“This Administration has demonstrated time and time again its inability to work in the best interest of the American people and the interests of our allies abroad. From ignoring self-declared ‘red lines’ to ceding chunks of Eastern Europe to an adversary, the Obama administration’s dealings with the United States’ enemies has hurt our standing abroad and our safety at home,” Westerman said.
“There was a time when the United States of America, the world’s greatest superpower, didn’t negotiate with terrorists. The Administration’s negotiations with the world’s largest state-sponsor of terrorism was unlikely to ever produce a deal with terms satisfactory to the American people and our allies in the Middle East. If the terms of the deal reported by the media turn out to be true, it will be an easy choice to vote down this deal,” Westerman said.
Cong. Steve Womack, R-Rogers, released the following statement in response to the Obama administration’s announcement of a final agreement in nuclear negotiations with Iran:
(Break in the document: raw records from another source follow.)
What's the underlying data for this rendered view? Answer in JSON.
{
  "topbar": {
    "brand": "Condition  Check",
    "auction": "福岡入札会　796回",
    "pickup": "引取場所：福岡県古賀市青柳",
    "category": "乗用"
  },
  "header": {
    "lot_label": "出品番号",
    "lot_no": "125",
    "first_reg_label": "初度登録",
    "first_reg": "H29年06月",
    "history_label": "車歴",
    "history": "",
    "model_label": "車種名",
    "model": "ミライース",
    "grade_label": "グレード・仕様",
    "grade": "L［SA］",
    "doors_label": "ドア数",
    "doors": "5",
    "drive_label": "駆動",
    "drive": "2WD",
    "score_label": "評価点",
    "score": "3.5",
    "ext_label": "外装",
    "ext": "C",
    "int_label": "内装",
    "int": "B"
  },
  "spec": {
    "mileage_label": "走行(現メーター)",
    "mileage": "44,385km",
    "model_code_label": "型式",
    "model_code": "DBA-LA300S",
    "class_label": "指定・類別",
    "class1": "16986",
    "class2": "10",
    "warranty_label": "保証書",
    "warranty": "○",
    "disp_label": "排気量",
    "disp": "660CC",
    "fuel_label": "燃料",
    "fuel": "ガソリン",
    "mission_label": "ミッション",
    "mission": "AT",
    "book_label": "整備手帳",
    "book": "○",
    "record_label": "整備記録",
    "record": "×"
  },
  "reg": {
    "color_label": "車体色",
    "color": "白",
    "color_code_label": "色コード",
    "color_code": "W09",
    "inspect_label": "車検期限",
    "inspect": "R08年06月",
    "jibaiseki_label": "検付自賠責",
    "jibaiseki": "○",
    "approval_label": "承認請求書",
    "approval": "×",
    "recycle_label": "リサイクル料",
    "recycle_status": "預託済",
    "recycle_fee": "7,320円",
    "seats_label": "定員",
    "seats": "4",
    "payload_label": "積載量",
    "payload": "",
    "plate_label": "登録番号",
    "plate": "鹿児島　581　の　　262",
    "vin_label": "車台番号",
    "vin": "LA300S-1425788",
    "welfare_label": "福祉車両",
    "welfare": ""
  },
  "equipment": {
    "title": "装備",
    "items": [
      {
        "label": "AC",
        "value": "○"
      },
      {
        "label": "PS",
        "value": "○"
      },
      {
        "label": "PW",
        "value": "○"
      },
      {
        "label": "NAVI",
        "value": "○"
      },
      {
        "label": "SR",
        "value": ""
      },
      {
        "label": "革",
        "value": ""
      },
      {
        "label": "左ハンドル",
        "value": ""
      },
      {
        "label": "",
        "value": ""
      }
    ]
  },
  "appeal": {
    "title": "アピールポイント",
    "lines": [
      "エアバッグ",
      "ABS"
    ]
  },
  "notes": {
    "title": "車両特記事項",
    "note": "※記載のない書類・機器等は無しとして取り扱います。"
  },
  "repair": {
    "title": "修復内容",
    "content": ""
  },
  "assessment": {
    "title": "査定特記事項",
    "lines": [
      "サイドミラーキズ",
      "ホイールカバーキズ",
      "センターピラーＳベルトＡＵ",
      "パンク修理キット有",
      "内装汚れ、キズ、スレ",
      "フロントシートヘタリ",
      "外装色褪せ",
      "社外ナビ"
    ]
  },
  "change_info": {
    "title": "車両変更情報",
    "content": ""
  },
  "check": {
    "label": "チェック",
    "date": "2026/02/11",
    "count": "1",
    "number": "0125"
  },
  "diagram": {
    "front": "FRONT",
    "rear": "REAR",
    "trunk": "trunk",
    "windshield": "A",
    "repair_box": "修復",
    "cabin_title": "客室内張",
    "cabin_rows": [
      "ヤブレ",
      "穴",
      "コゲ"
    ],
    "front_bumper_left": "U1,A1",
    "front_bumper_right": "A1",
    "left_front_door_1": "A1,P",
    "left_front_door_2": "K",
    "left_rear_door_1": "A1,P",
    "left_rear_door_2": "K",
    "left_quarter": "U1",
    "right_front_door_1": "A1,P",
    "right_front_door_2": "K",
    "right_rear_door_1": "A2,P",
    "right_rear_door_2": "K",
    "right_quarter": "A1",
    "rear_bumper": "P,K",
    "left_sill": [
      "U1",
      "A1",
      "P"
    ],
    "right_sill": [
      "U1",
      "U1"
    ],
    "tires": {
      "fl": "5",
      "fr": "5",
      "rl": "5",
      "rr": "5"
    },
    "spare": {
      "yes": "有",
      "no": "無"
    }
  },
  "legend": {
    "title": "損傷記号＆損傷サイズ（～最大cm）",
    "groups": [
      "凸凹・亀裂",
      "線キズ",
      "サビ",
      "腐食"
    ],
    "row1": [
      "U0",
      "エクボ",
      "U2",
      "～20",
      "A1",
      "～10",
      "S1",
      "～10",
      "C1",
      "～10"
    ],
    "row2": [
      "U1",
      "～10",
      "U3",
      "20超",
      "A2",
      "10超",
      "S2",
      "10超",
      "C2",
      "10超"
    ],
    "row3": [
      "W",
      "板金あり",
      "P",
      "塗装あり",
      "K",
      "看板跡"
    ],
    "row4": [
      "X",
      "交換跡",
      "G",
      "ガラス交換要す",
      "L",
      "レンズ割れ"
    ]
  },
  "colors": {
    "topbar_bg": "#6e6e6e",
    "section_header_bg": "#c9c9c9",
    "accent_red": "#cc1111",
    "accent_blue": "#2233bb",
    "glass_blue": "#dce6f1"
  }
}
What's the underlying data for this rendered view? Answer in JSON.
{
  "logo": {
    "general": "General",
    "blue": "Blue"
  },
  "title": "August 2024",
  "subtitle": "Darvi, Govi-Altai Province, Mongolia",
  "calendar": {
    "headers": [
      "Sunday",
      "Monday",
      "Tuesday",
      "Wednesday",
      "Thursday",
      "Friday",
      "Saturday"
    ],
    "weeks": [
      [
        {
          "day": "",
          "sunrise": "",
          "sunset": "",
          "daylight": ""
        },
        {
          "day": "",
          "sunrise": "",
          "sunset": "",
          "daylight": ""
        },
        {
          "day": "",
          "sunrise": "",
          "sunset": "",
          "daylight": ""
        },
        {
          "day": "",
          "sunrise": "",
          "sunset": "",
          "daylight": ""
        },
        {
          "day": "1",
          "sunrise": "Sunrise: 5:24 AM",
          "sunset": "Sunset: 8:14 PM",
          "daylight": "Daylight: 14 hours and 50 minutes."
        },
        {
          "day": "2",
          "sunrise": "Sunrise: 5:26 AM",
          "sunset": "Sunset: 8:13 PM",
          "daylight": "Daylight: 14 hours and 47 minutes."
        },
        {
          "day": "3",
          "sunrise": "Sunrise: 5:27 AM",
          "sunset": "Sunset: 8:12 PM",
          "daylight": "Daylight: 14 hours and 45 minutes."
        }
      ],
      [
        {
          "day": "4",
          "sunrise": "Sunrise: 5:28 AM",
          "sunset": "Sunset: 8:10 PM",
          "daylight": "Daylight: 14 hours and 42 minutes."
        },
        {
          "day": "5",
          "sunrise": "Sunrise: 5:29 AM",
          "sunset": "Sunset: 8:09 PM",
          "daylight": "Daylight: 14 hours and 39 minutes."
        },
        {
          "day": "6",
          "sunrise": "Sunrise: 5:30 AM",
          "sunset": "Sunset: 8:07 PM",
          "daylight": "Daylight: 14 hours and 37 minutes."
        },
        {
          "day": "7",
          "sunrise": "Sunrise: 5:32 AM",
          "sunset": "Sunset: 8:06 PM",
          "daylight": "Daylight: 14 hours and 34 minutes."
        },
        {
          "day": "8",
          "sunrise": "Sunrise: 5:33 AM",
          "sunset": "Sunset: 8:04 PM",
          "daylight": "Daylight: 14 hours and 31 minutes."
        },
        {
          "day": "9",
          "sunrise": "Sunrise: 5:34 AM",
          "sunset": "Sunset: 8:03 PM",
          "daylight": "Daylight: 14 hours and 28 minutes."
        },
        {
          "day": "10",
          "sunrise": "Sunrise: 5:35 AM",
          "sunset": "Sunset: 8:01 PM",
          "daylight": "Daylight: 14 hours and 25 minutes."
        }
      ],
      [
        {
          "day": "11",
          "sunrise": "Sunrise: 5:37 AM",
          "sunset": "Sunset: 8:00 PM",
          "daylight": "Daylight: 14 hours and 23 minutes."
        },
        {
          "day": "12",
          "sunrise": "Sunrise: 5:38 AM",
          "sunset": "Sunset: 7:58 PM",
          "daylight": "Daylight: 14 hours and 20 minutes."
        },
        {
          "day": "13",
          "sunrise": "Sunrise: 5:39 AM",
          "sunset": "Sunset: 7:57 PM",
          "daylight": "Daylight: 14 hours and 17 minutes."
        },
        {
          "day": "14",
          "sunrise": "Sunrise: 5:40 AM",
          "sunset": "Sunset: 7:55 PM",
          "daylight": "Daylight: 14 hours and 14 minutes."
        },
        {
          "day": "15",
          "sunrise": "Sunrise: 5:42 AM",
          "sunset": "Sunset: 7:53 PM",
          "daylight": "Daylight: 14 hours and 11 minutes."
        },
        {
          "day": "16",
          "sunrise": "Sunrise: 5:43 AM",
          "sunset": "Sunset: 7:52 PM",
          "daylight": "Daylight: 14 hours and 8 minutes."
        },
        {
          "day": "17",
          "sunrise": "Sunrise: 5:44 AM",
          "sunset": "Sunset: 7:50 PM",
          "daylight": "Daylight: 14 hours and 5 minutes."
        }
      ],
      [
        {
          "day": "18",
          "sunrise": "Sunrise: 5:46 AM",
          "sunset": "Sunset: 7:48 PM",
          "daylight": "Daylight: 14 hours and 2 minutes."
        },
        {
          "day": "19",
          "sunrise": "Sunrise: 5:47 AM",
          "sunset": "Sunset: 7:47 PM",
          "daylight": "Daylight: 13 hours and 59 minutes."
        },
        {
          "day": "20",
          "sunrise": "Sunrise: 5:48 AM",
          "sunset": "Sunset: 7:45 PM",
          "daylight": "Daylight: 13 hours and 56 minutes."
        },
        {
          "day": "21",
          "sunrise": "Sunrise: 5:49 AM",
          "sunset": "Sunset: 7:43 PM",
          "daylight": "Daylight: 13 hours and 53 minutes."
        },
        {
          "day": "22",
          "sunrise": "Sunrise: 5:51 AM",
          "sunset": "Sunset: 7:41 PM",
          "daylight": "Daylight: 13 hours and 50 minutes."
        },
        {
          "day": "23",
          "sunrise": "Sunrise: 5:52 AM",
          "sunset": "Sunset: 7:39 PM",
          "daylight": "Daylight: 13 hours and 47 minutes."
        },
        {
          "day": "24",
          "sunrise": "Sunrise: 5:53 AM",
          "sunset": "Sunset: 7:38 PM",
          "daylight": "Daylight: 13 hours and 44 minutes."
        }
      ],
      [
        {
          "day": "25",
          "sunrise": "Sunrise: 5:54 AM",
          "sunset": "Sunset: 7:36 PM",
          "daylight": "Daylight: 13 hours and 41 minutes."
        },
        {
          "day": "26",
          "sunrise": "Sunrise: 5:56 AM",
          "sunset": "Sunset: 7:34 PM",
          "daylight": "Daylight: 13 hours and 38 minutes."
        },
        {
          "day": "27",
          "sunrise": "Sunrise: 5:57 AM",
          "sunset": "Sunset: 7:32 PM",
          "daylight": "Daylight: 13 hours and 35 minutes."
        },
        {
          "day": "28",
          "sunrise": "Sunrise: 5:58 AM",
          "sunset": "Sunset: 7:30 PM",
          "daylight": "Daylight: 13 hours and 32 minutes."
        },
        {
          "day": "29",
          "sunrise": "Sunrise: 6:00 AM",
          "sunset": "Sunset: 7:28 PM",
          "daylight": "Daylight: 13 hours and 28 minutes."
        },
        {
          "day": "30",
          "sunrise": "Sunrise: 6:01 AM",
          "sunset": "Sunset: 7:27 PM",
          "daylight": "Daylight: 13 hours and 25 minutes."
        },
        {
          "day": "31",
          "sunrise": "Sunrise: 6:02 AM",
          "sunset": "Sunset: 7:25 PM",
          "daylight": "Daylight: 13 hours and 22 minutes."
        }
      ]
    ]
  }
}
“Iran is the world’s largest sponsor of terror. By paving the way for this most dangerous state to obtain nuclear weapons and a free flow of arms, this agreement will ultimately increase Iran’s influence in Iraq and Syria and its ability to support violent extremists worldwide. I simply cannot condone a deal that legitimizes and empowers this regime and jeopardizes U.S. security, the Israeli state, and stability in the Middle East. I pray for the safety of our nation,” said Womack.
Rep. Rick Crawford, R-Jonesboro, commented:
“Iran’s aggressive actions and statements against the US and our allies, particularly Israel, have shattered their credibility in the international community and open serious questions about their commitment to this deal,” Crawford said. “Rewarding Iran with concessions is not the appropriate response to their past actions, and the President’s threat to veto alterations to his deal confirms his own personal commitment to the deal’s completion without regard for the serious concerns presented by this congressional body and our allies. If the details of the negotiations released today match preliminary reports of the agreement, Congress can not accept its terms, which empower an untrustworthy and hostile nation in an already dangerously unstable region.”
Cong. French Hill, R-Little Rock, said:
“I have been skeptical about this negotiation from the beginning, as it has fundamental and long-term consequences for our Nation, our allies, and the region. Congress now must exercise its oversight responsibilities and assess the proposal’s most critical elements related to snap-back bilateral and multilateral sanctions, international inspections and access, the status of the four Americans currently held as prisoners in Iran, and the potential $140 billion windfall for the world’s largest state sponsor of terrorism.
“As I have said repeatedly, Iran is not our friend, and, in my view, any deal that does not fully dismantle their nuclear program is not in the best interest of the United States and her strategic allies throughout the world.”